"We have taken the unusual step of sharing information about these attacks with a broad audience not just because of the security and human rights implications of what we have unearthed, but also because this information goes to the heart of a much bigger global debate about freedom of speech," said David Drummond, a senior vice president at Google.
When Google launched in China in 2004, it agreed to censor some search results, a requirement of the Communist government here, leading to widespread criticism that Google was betraying its own company motto, "don't be evil."
Here in China, many Web sites such as Facebook, Twitter and YouTube are impossible to access. Searches for sensitive topics such as "Dalai Lama," "Tibet Independence" or "Falun Gong" usually come up blank. China's largest search engine, Baidu, is privately run but heavily censored. The country's censoring prowess is often dubbed "The Great Firewall of China."
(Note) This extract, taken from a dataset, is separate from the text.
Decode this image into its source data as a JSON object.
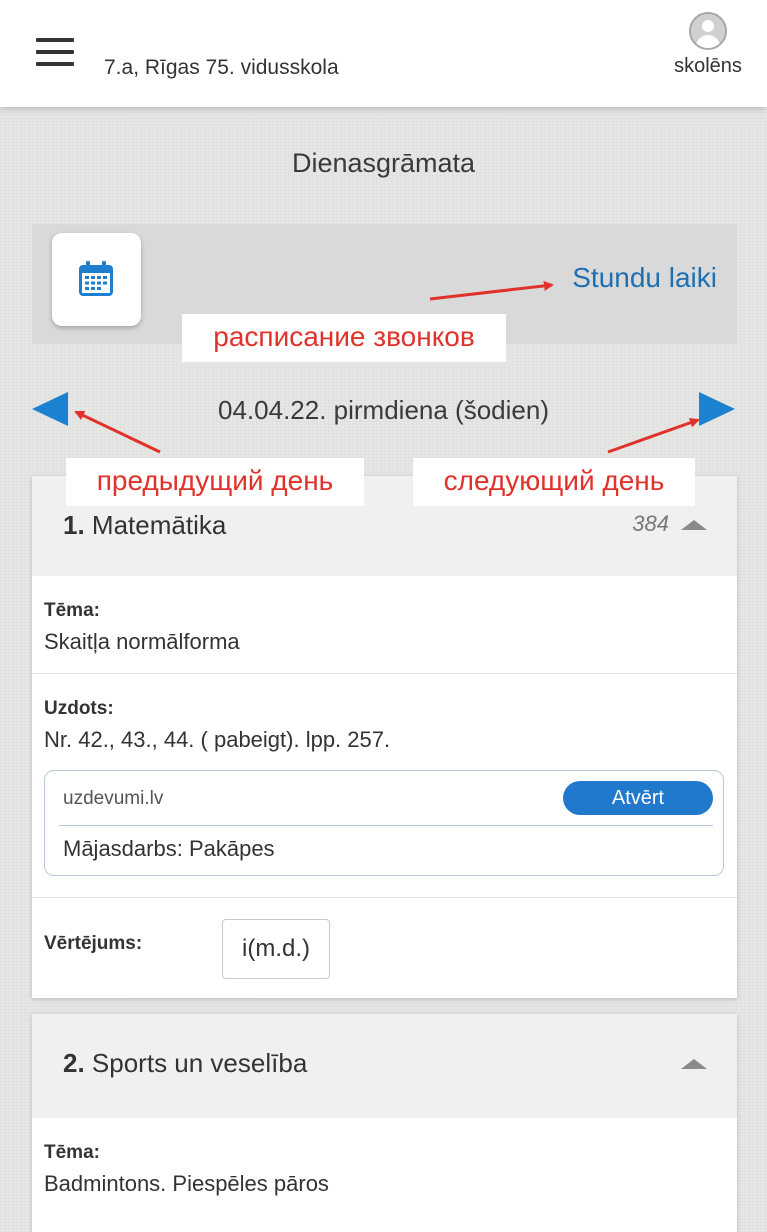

Human Rights in China, a group that monitors civil liberties, said the recent attack should be a warning to other companies.
"This is a wake-up call to the international community about the real risks of doing business in China, especially in the information communications technology industry, an industry that is essential to the protection of freedom of expression and privacy rights, " said Sharon Hom, executive director of Human Rights in China.
Secretary of State Hillary Clinton said the United States is aware of the hacking incident and will "look to the Chinese government for an explanation. The ability to operate with confidence in cyberspace is critical in a modern society and economy."
As for Google's future in China, it faces a dilemma on whether to stick with its motto or choose to focus instead on its business plan. Google faces stiff competition from Microsoft globally. And in China, the world's most populous country, the Internet audience has soared from 10 million to 340 million in the past decade.